Superfund Research Program
New Technologies for the Destructive Remediation of Halogenated Organics
Project Leader: Eric A. Betterton
Grant Number: P42ES004940
Funding Period: 2000-2010
Final Progress Reports
Year: 2009 2004
This year, work continued on the characterization of wind-blown dust originating from two mine tailings contaminated with arsenic, lead, and chromium.
Ongoing monitoring of aerosols confirms preliminary results and reveals new findings.
- High levels of arsenic continue to be observed routinely in 0.3-0.5 nm diameter particles, which can be readily inhaled and deposited in the human respiratory tract.
- High concentrations of chromium in the larger particles have been seen and may be due to wind-blown dust or other mechanical action.
- Dust-dispersion modeling work has begun to predict the distribution of particulates emanating from the smelter stack and using meteorological observations to drive the model. The goal of the simulation is to aid in source apportionment and to develop predictive tools to be used in risk assessment.
- Contributed to an EPA Region 9 Remedial Investigation Report for the Humboldt-Iron King Site. The Report integrates all site data into a conceptual site model, which is the foundation for understanding site conditions and developing cleanup options.
- High variability in concentration of many elements in collected particulates in all size distributions at this site (without an active smelter) is apparently dominated by wind-blown dust and human activity.

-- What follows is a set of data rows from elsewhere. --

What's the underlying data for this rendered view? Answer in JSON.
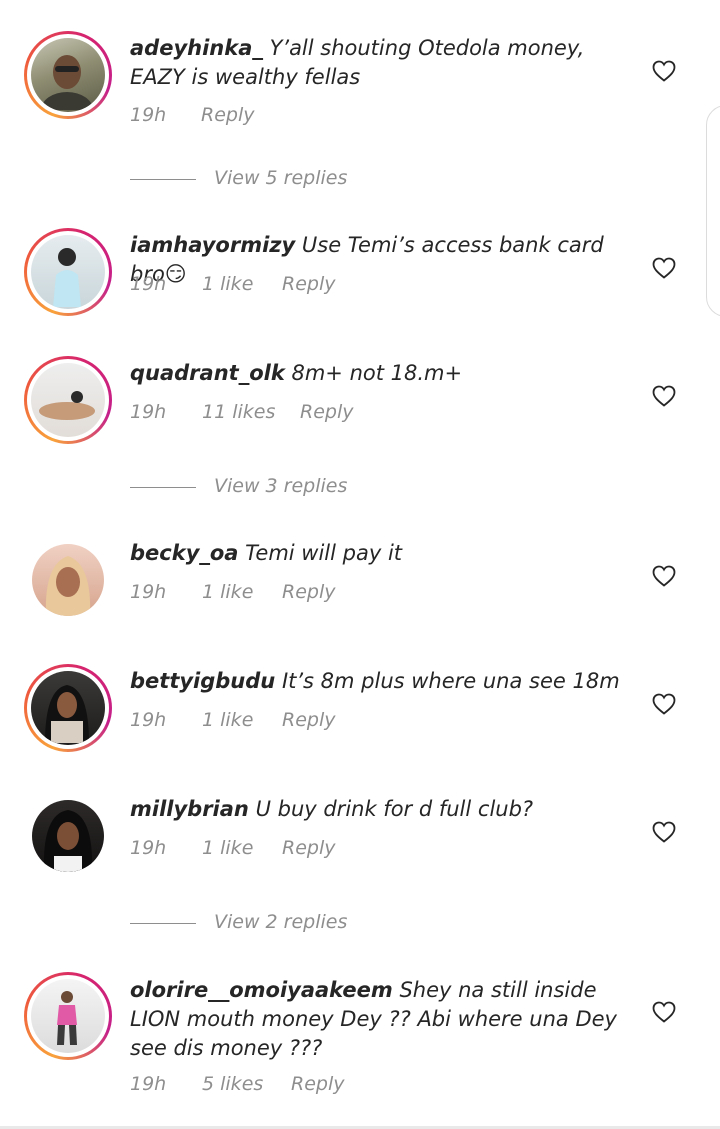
{
  "comments": [
    {
      "username": "adeyhinka_",
      "text": "Y’all shouting Otedola money, EAZY is wealthy fellas",
      "time": "19h",
      "likes": "",
      "reply": "Reply",
      "story_ring": true
    },
    {
      "username": "iamhayormizy",
      "text": "Use Temi’s access bank card bro😏",
      "time": "19h",
      "likes": "1 like",
      "reply": "Reply",
      "story_ring": true
    },
    {
      "username": "quadrant_olk",
      "text": "8m+ not 18.m+",
      "time": "19h",
      "likes": "11 likes",
      "reply": "Reply",
      "story_ring": true
    },
    {
      "username": "becky_oa",
      "text": "Temi will pay it",
      "time": "19h",
      "likes": "1 like",
      "reply": "Reply",
      "story_ring": false
    },
    {
      "username": "bettyigbudu",
      "text": "It’s 8m plus where una see 18m",
      "time": "19h",
      "likes": "1 like",
      "reply": "Reply",
      "story_ring": true
    },
    {
      "username": "millybrian",
      "text": "U buy drink for d full club?",
      "time": "19h",
      "likes": "1 like",
      "reply": "Reply",
      "story_ring": false
    },
    {
      "username": "olorire__omoiyaakeem",
      "text": "Shey na still inside LION mouth money Dey ?? Abi where una Dey see dis money ???",
      "time": "19h",
      "likes": "5 likes",
      "reply": "Reply",
      "story_ring": true
    }
  ],
  "view_replies": [
    "View 5 replies",
    "View 3 replies",
    "View 2 replies"
  ],
  "icons": {
    "like": "heart-outline-icon"
  },
  "colors": {
    "text": "#262626",
    "muted": "#8e8e8e",
    "ring_start": "#f9a23b",
    "ring_end": "#c41f8b"
  }
}
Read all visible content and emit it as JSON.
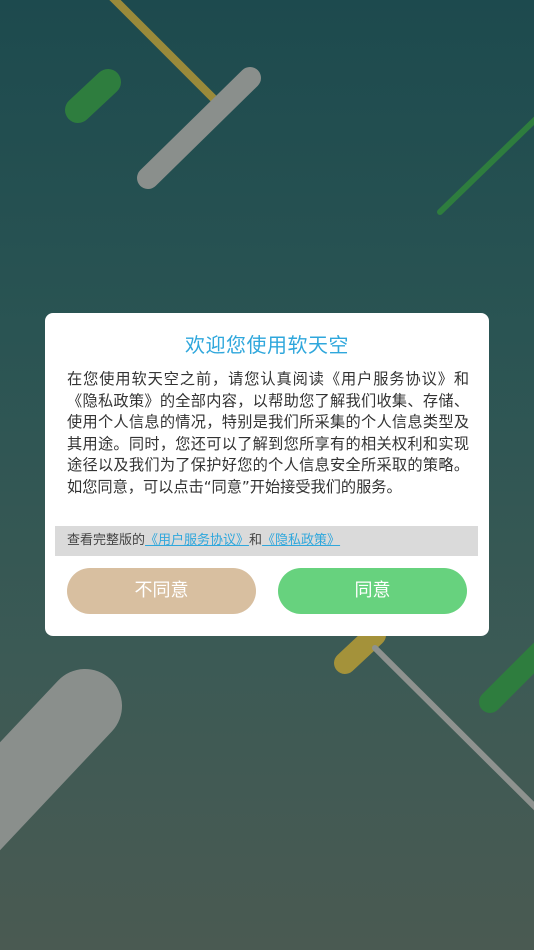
{
  "dialog": {
    "title": "欢迎您使用软天空",
    "body": "在您使用软天空之前，请您认真阅读《用户服务协议》和《隐私政策》的全部内容，以帮助您了解我们收集、存储、使用个人信息的情况，特别是我们所采集的个人信息类型及其用途。同时，您还可以了解到您所享有的相关权利和实现途径以及我们为了保护好您的个人信息安全所采取的策略。如您同意，可以点击“同意”开始接受我们的服务。",
    "links_prefix": "查看完整版的",
    "user_agreement_link": "《用户服务协议》",
    "links_conjunction": "和",
    "privacy_policy_link": "《隐私政策》",
    "disagree_label": "不同意",
    "agree_label": "同意"
  },
  "colors": {
    "title": "#2fa7dc",
    "link": "#2fa7dc",
    "disagree_button": "#d8bfa0",
    "agree_button": "#67d27e",
    "background_top": "#1d4a4e",
    "background_bottom": "#4a5a52"
  }
}
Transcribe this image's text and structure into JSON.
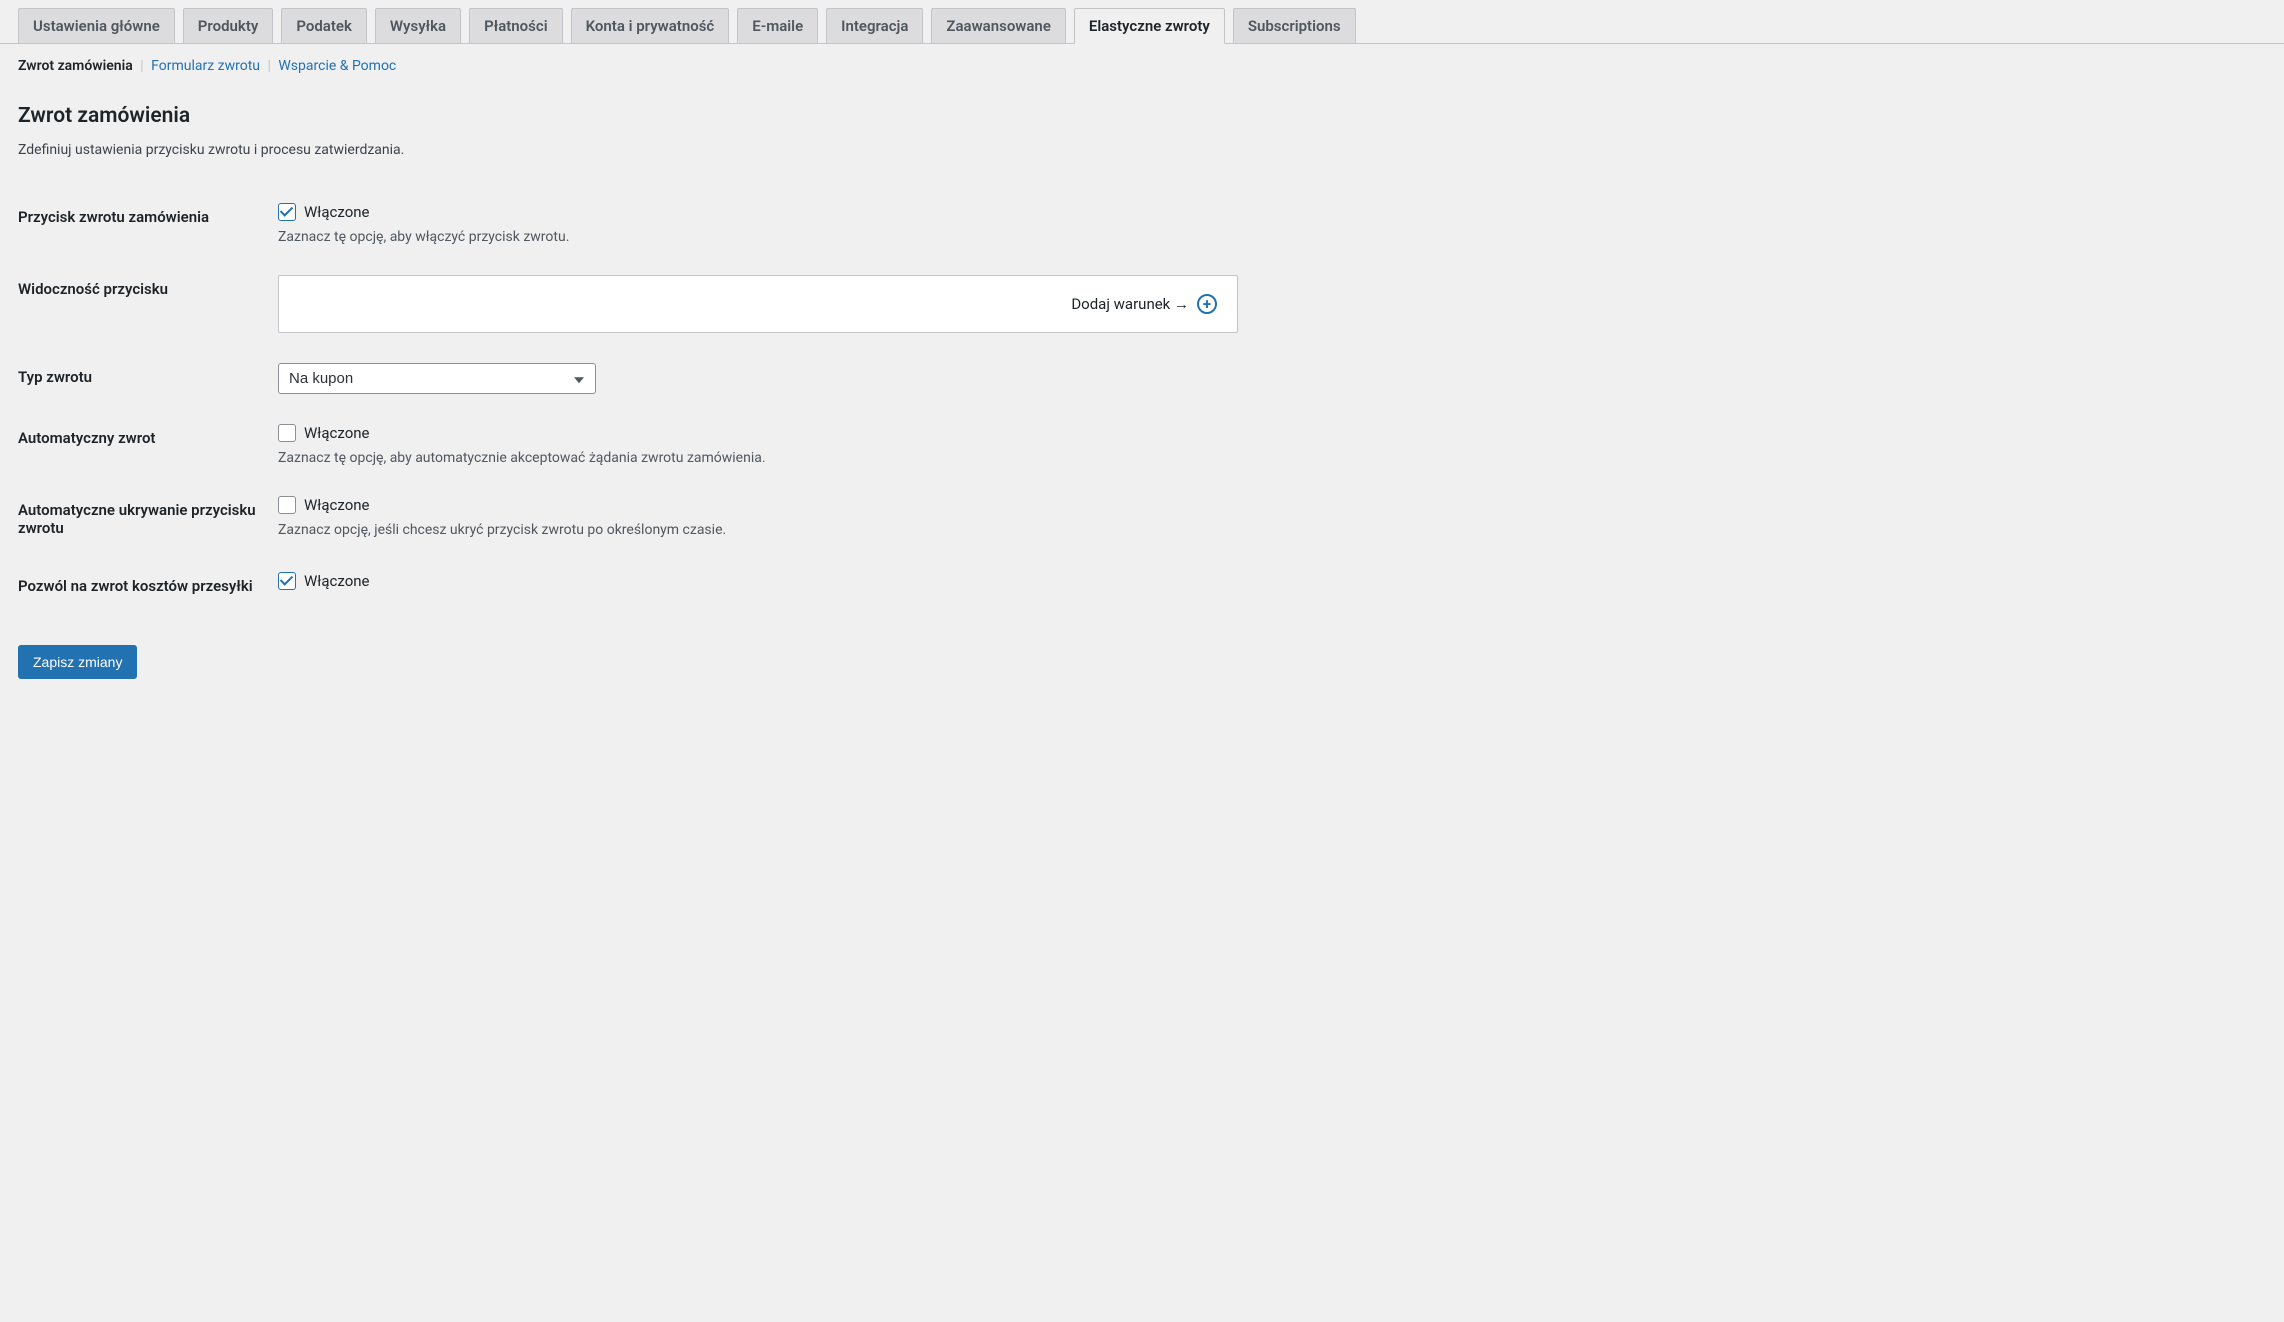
{
  "tabs": [
    {
      "label": "Ustawienia główne",
      "active": false
    },
    {
      "label": "Produkty",
      "active": false
    },
    {
      "label": "Podatek",
      "active": false
    },
    {
      "label": "Wysyłka",
      "active": false
    },
    {
      "label": "Płatności",
      "active": false
    },
    {
      "label": "Konta i prywatność",
      "active": false
    },
    {
      "label": "E-maile",
      "active": false
    },
    {
      "label": "Integracja",
      "active": false
    },
    {
      "label": "Zaawansowane",
      "active": false
    },
    {
      "label": "Elastyczne zwroty",
      "active": true
    },
    {
      "label": "Subscriptions",
      "active": false
    }
  ],
  "subnav": {
    "current": "Zwrot zamówienia",
    "link1": "Formularz zwrotu",
    "link2": "Wsparcie & Pomoc"
  },
  "section": {
    "title": "Zwrot zamówienia",
    "desc": "Zdefiniuj ustawienia przycisku zwrotu i procesu zatwierdzania."
  },
  "fields": {
    "refund_button": {
      "label": "Przycisk zwrotu zamówienia",
      "checkbox_label": "Włączone",
      "desc": "Zaznacz tę opcję, aby włączyć przycisk zwrotu."
    },
    "visibility": {
      "label": "Widoczność przycisku",
      "add_condition": "Dodaj warunek →"
    },
    "refund_type": {
      "label": "Typ zwrotu",
      "selected": "Na kupon"
    },
    "auto_refund": {
      "label": "Automatyczny zwrot",
      "checkbox_label": "Włączone",
      "desc": "Zaznacz tę opcję, aby automatycznie akceptować żądania zwrotu zamówienia."
    },
    "auto_hide": {
      "label": "Automatyczne ukrywanie przycisku zwrotu",
      "checkbox_label": "Włączone",
      "desc": "Zaznacz opcję, jeśli chcesz ukryć przycisk zwrotu po określonym czasie."
    },
    "allow_shipping": {
      "label": "Pozwól na zwrot kosztów przesyłki",
      "checkbox_label": "Włączone"
    }
  },
  "submit": {
    "label": "Zapisz zmiany"
  }
}
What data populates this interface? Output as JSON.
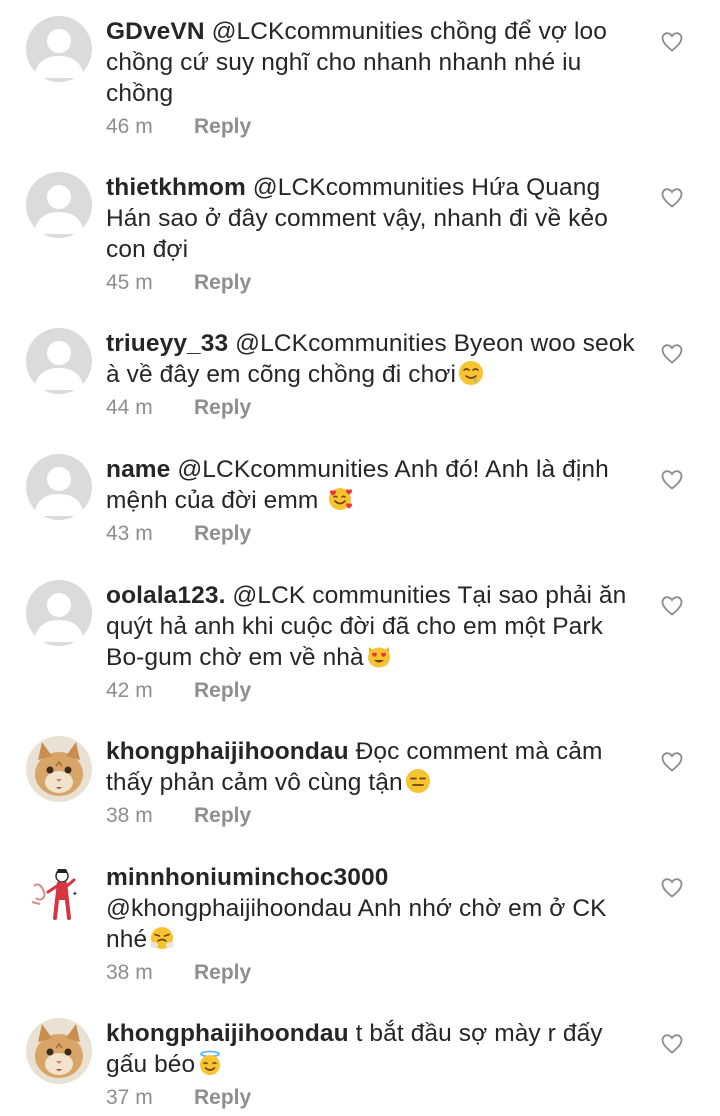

- The relatively high concentration of arsenic found in the very smallest particles and the gas phase might be related to acidic-reducing conditions in the soil. Laboratory work is underway to confirm this previously unknown source of gaseous arsenic.